Perpetrators downplay the defenses of children by explaining they were merely playing a “game”. Abuse usually begins with touching and kissing and progresses to more severe sexual activity. The perpetrator often creates names for the child’s and his/her own genitals to lessen the child’s alarm at what is happening.

I believe my child tells me everything. Wouldn’t he/she tell me if he/she was being abused?

Abusers manipulate children into keeping the abuse a secret. Children feel helpless to disclose the abuse, due to the fact that the abuser has told them many reasons why the child shouldn’t tell.

Some reasons why a child would not tell include:

  • The abuser is a trusted friend/family member; the child thinks no one will believe him/her
  • The child feels ashamed or embarrassed
  • The abuser has threatened the child or the child’s family
  • The abuser blames the child; the child feels responsible and doesn’t want to get in trouble
  • The abuser bribes the child
  • The child likes his/her abuser and doesn’t want the abuser to get in trouble

If my child doesn’t tell me about abuse, how else can I find out if abuse has occurred?

1 in 4 girls and 1 in 6 boys will be sexually abused by their eighteenth birthday.

Only 1 in 10 will tell. A recent study of 116 confirmed cases of abuse where a child disclosed, showed that 74% of the time it was an accidental disclosure. This means that the abuse was discovered not by the child coming forth with the information, but by third parties observing unusual behaviors or symptoms. Some signs to look for in a child suffering from abuse are as follows:

  • Child acts out sexually
  • Child acts out behaviorally
  • Child develops venereal disease and infections
  • Child has frequent fears, anxieties, nightmares
  • Child has poor self-esteem or depression
  • Adolescents may run away, commit crimes, abuse drugs & alcohol
  • Adolescents become withdrawn and depressed
  • Adolescents are self-injurious or suicidal

It is important to note here that many times children and adolescents display no symptoms (over 1/3 of confirmed cases). For this reason, it is important to do whatever you can to prevent and educate your home about sexual abuse. Talk to your children about “welcome” and “unwelcome” touches. Empower them to say “No” and get away from uncomfortable situations. They need to know they should tell you or another trusted adult if someone has made them uncomfortable. If you can’t see the symptoms of abuse, giving your child the opportunity for open dialogue can make all the difference in preventing and treating sexual abuse.
My child has been sexually abused. What will this abuse do to their mental health?

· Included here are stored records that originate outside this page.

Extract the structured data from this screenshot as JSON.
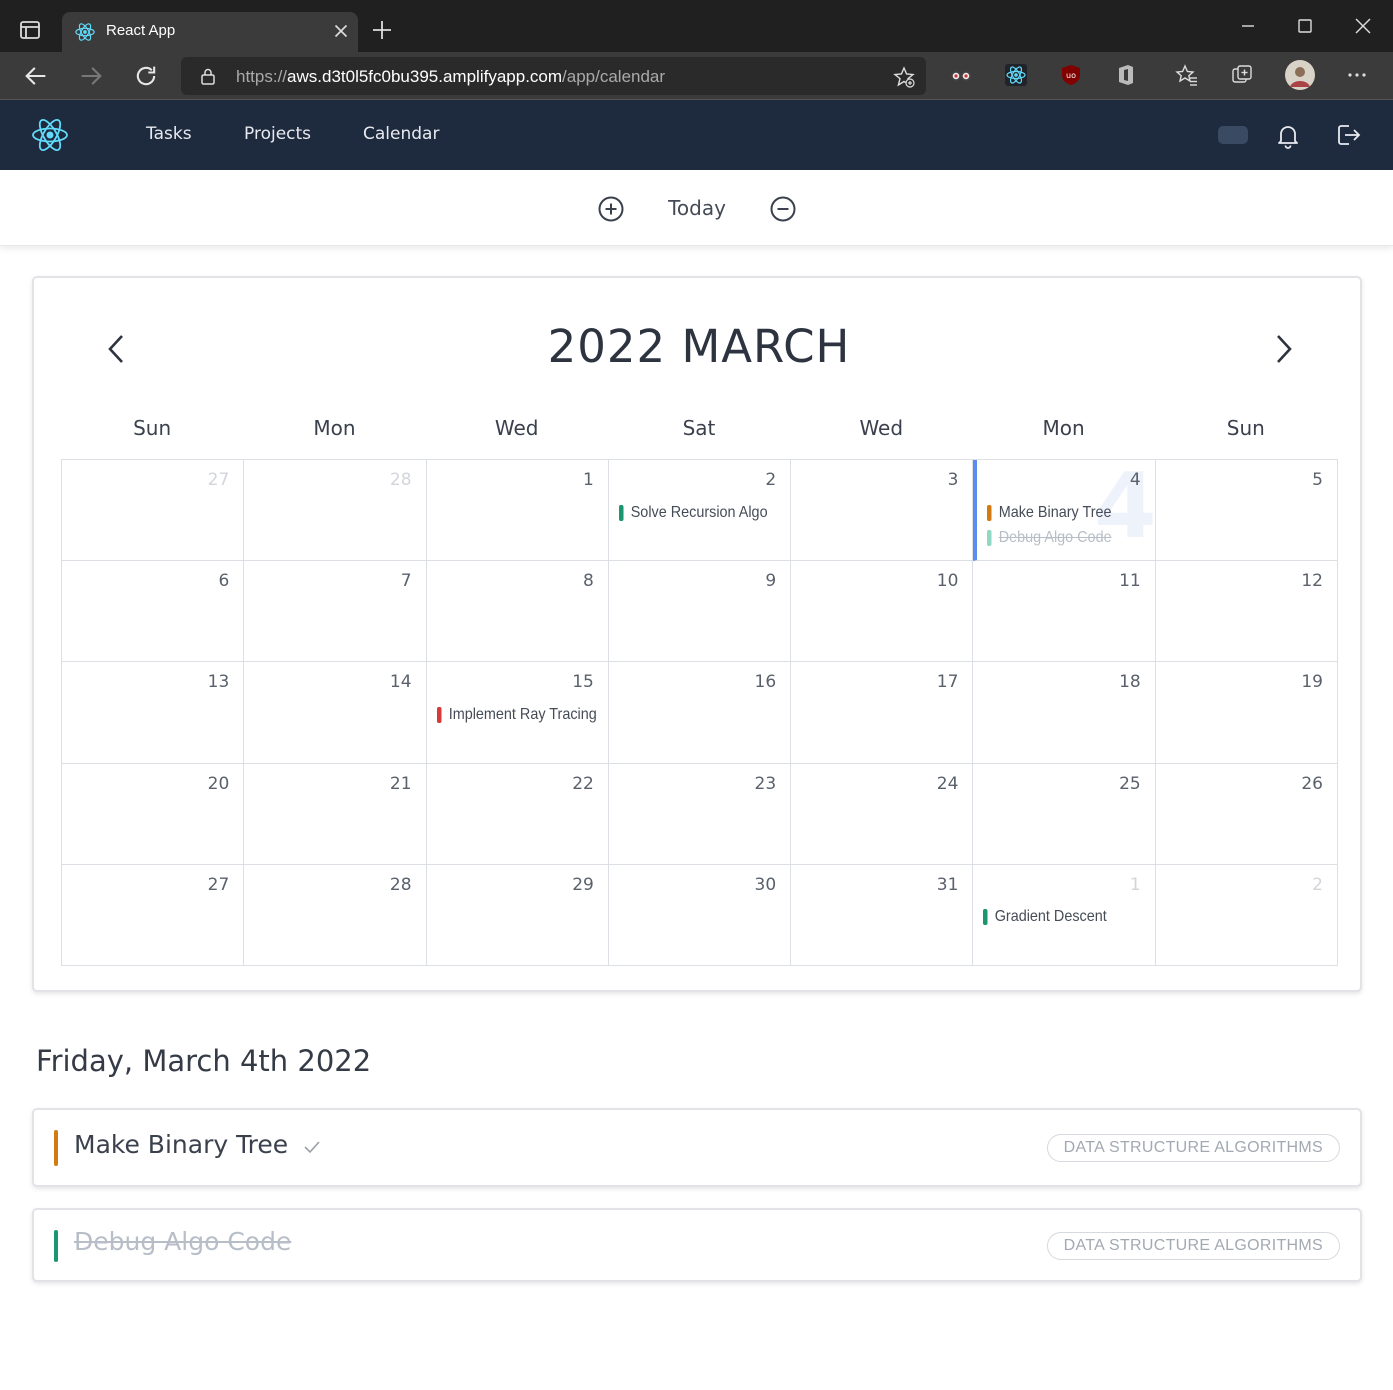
{
  "browser": {
    "tab_title": "React App",
    "url_scheme": "https://",
    "url_host": "aws.d3t0l5fc0bu395.amplifyapp.com",
    "url_path": "/app/calendar"
  },
  "app": {
    "nav": [
      "Tasks",
      "Projects",
      "Calendar"
    ]
  },
  "zoom": {
    "today_label": "Today"
  },
  "calendar": {
    "title": "2022 MARCH",
    "weekdays": [
      "Sun",
      "Mon",
      "Wed",
      "Sat",
      "Wed",
      "Mon",
      "Sun"
    ],
    "selected_big_number": "4",
    "colors": {
      "green": "#1a9671",
      "orange": "#d47a12",
      "red": "#d63a3a",
      "teal_light": "#8fd8c4",
      "selected": "#5b8def"
    },
    "weeks": [
      [
        {
          "day": "27",
          "muted": true
        },
        {
          "day": "28",
          "muted": true
        },
        {
          "day": "1"
        },
        {
          "day": "2",
          "events": [
            {
              "title": "Solve Recursion Algo",
              "color": "#1a9671"
            }
          ]
        },
        {
          "day": "3"
        },
        {
          "day": "4",
          "selected": true,
          "events": [
            {
              "title": "Make Binary Tree",
              "color": "#d47a12"
            },
            {
              "title": "Debug Algo Code",
              "color": "#8fd8c4",
              "done": true
            }
          ]
        },
        {
          "day": "5"
        }
      ],
      [
        {
          "day": "6"
        },
        {
          "day": "7"
        },
        {
          "day": "8"
        },
        {
          "day": "9"
        },
        {
          "day": "10"
        },
        {
          "day": "11"
        },
        {
          "day": "12"
        }
      ],
      [
        {
          "day": "13"
        },
        {
          "day": "14"
        },
        {
          "day": "15",
          "events": [
            {
              "title": "Implement Ray Tracing",
              "color": "#d63a3a"
            }
          ]
        },
        {
          "day": "16"
        },
        {
          "day": "17"
        },
        {
          "day": "18"
        },
        {
          "day": "19"
        }
      ],
      [
        {
          "day": "20"
        },
        {
          "day": "21"
        },
        {
          "day": "22"
        },
        {
          "day": "23"
        },
        {
          "day": "24"
        },
        {
          "day": "25"
        },
        {
          "day": "26"
        }
      ],
      [
        {
          "day": "27"
        },
        {
          "day": "28"
        },
        {
          "day": "29"
        },
        {
          "day": "30"
        },
        {
          "day": "31"
        },
        {
          "day": "1",
          "muted": true,
          "events": [
            {
              "title": "Gradient Descent",
              "color": "#1a9671"
            }
          ]
        },
        {
          "day": "2",
          "muted": true
        }
      ]
    ]
  },
  "day_detail": {
    "title": "Friday, March 4th 2022",
    "tasks": [
      {
        "title": "Make Binary Tree",
        "tag": "DATA STRUCTURE ALGORITHMS",
        "color": "#d47a12",
        "done": false
      },
      {
        "title": "Debug Algo Code",
        "tag": "DATA STRUCTURE ALGORITHMS",
        "color": "#1a9671",
        "done": true
      }
    ]
  }
}
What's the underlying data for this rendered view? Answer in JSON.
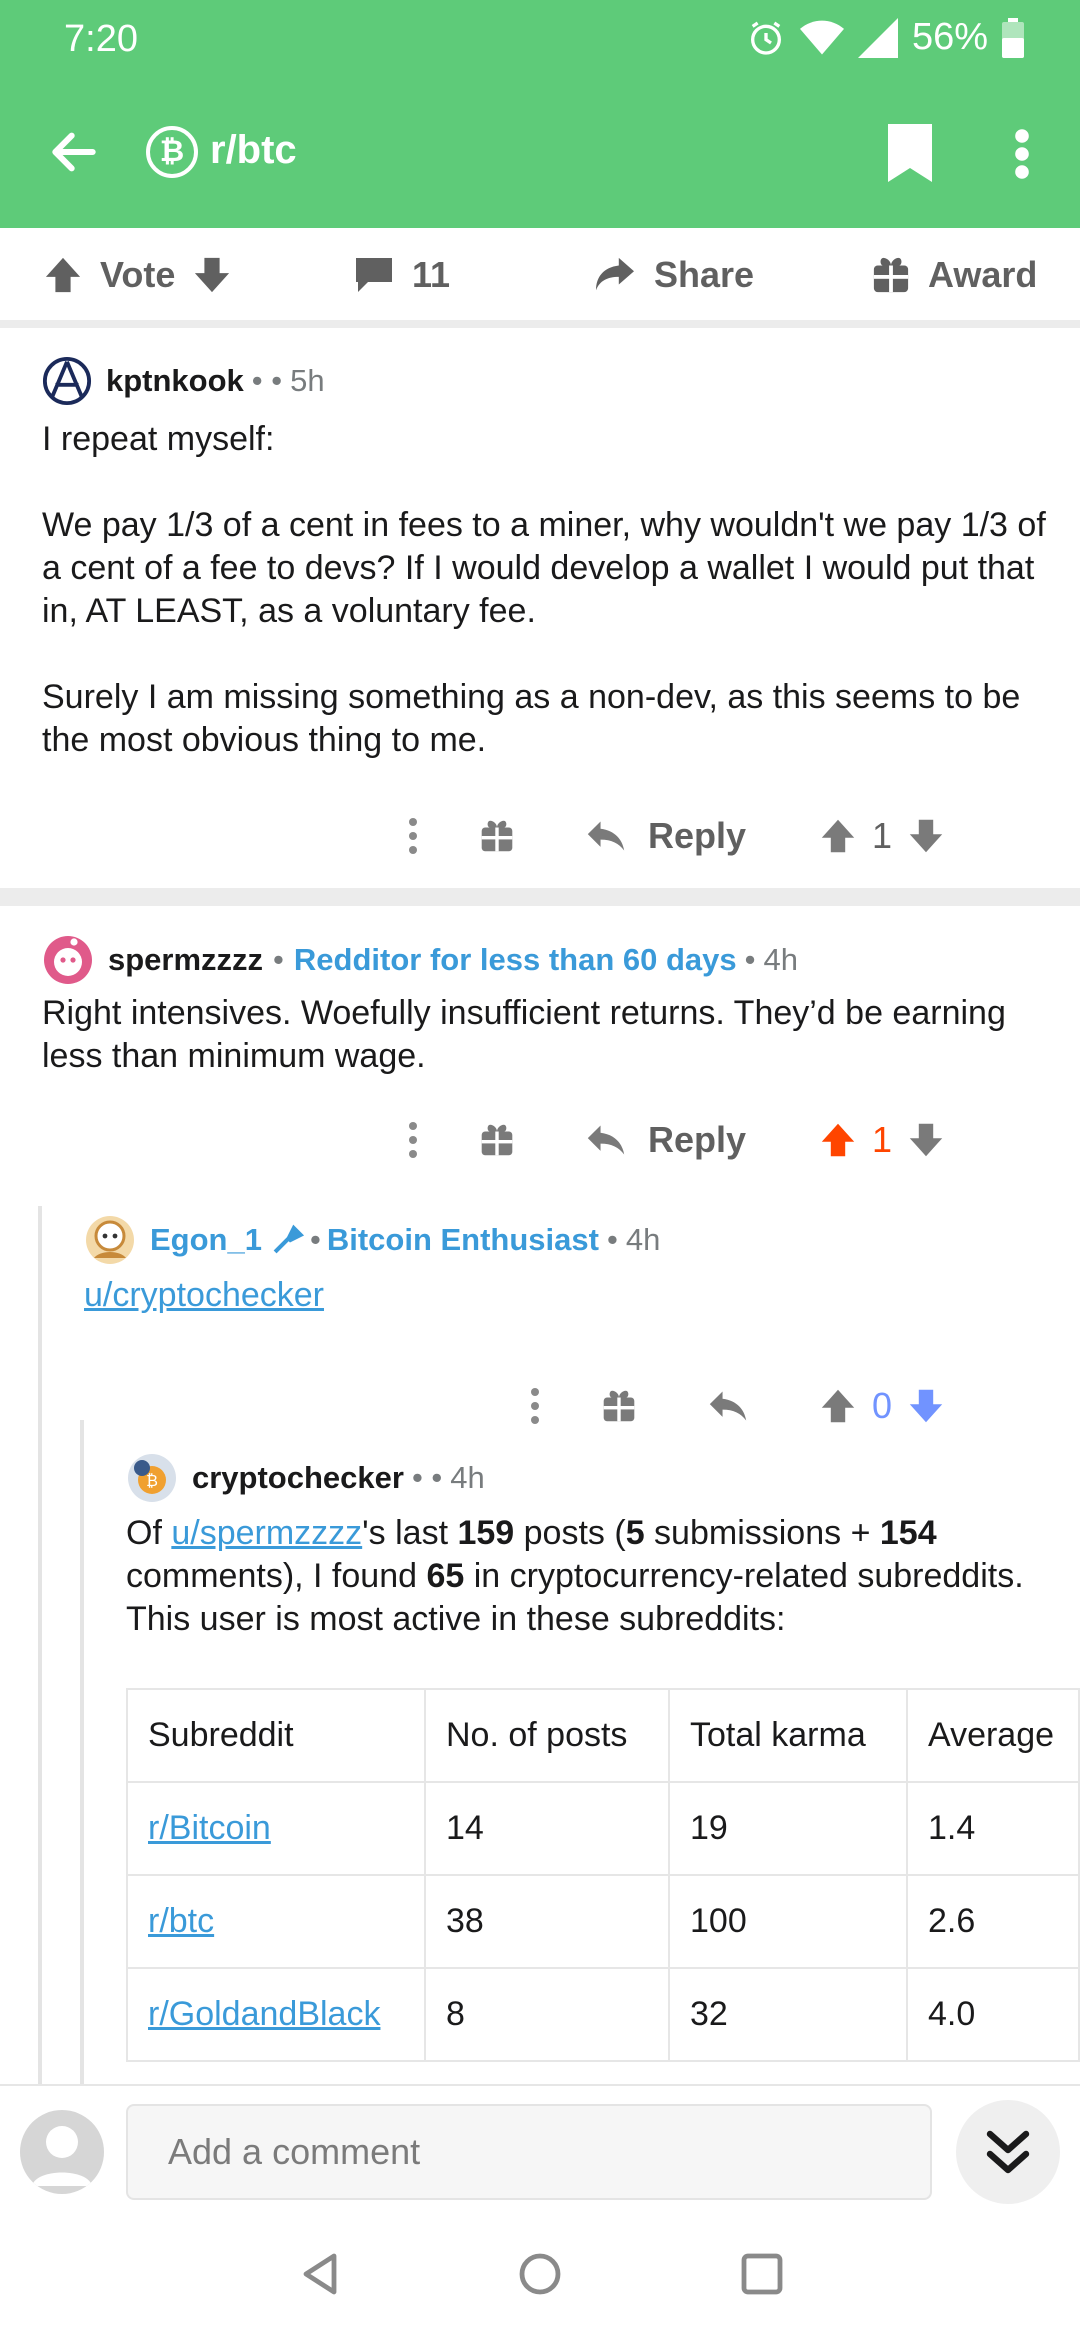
{
  "status_bar": {
    "time": "7:20",
    "battery": "56%"
  },
  "header": {
    "subreddit": "r/btc",
    "subreddit_icon_letter": "₿"
  },
  "post_actions": {
    "vote": "Vote",
    "comments": "11",
    "share": "Share",
    "award": "Award"
  },
  "comments": [
    {
      "user": "kptnkook",
      "time": "5h",
      "paragraphs": [
        "I repeat myself:",
        "We pay 1/3 of a cent in fees to a miner, why wouldn't we pay 1/3 of a cent of a fee to devs? If I would develop a wallet I would put that in, AT LEAST, as a voluntary fee.",
        "Surely I am missing something as a non-dev, as this seems to be the most obvious thing to me."
      ],
      "reply": "Reply",
      "score": "1"
    },
    {
      "user": "spermzzzz",
      "flair": "Redditor for less than 60 days",
      "time": "4h",
      "text": "Right intensives. Woefully insufficient returns. They’d be earning less than minimum wage.",
      "reply": "Reply",
      "score": "1"
    },
    {
      "user": "Egon_1",
      "flair": "Bitcoin Enthusiast",
      "time": "4h",
      "text": "u/cryptochecker",
      "score": "0"
    },
    {
      "user": "cryptochecker",
      "time": "4h",
      "text_parts": {
        "p1": "Of ",
        "user_link": "u/spermzzzz",
        "p2": "'s last ",
        "n1": "159",
        "p3": " posts (",
        "n2": "5",
        "p4": " submissions + ",
        "n3": "154",
        "p5": " comments), I found ",
        "n4": "65",
        "p6": " in cryptocurrency-related subreddits. This user is most active in these subreddits:"
      },
      "table": {
        "headers": [
          "Subreddit",
          "No. of posts",
          "Total karma",
          "Average"
        ],
        "rows": [
          [
            "r/Bitcoin",
            "14",
            "19",
            "1.4"
          ],
          [
            "r/btc",
            "38",
            "100",
            "2.6"
          ],
          [
            "r/GoldandBlack",
            "8",
            "32",
            "4.0"
          ]
        ]
      }
    }
  ],
  "composer": {
    "placeholder": "Add a comment"
  },
  "colors": {
    "header": "#5ecb79",
    "link": "#3a9ad9",
    "upvote_active": "#ff4500",
    "downvote_active": "#7193ff"
  },
  "icons": [
    "back-arrow-icon",
    "bitcoin-icon",
    "bookmark-icon",
    "more-vertical-icon",
    "upvote-icon",
    "downvote-icon",
    "comment-icon",
    "share-icon",
    "gift-icon",
    "reply-icon",
    "double-chevron-down-icon"
  ]
}
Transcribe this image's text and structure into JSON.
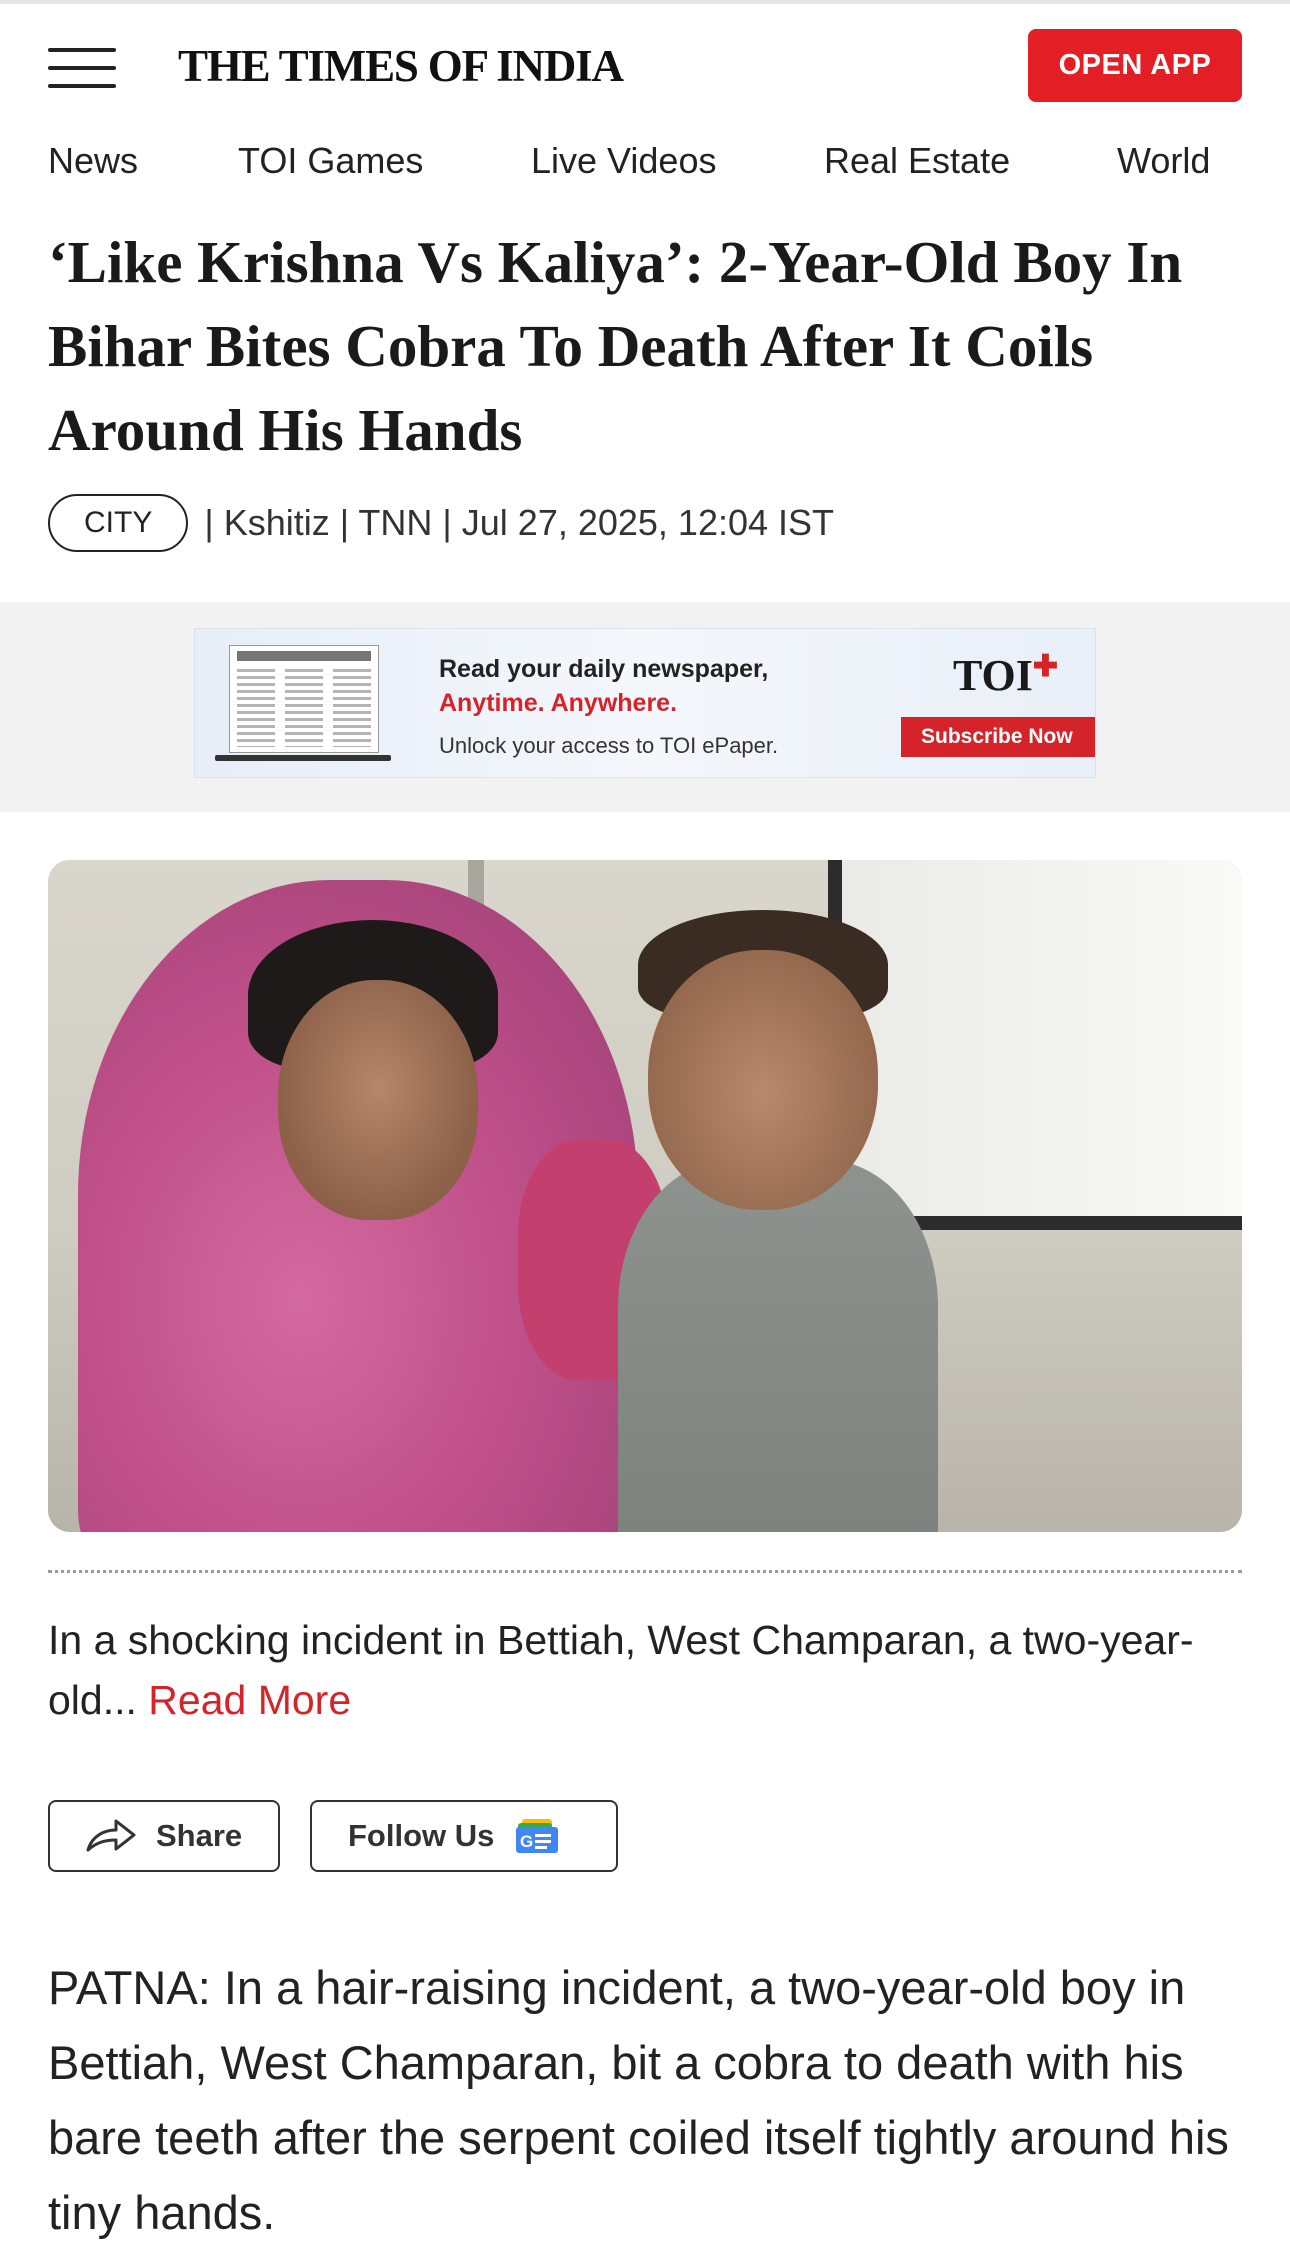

Many victims report that the emotional damage from abuse brings more suffering than the abuse itself. It is important to know the common effects of sexual abuse.

Common mental health issues that plague children include:

  • Depression – Victims are 3-5 times more likely to suffer from depression.
  • Damaged goods syndrome – “No one will want me now because I’ve been abused.”
  • Distorted body image – eating disorders
  • Low self-esteem and poor social skills
  • Poor development and immaturity
  • Anger and hostility Inability to trust

Do we as parents need to be concerned about the validity of our child’s allegation of sexual abuse?

Children rarely lie about abuse. Only 2-8% of allegations are false; therefore the overwhelming majority of true allegations beg you as a parent to believe your child. Additionally, questions of a child’s credibility arise when court cases involving divorce and child custody are involved. As an example, the Association of Family and Conciliation Courts Research Unit, out of 9,000 divorce cases from 12 different states, found that only 1.5% of the cases involved sexual abuse allegations; only 9 of these allegations proved to be false. From this objective study, only 0.1% of child abuse allegations were determined to be fabricated. We urge you to always believe your child and follow through with the next step of reporting.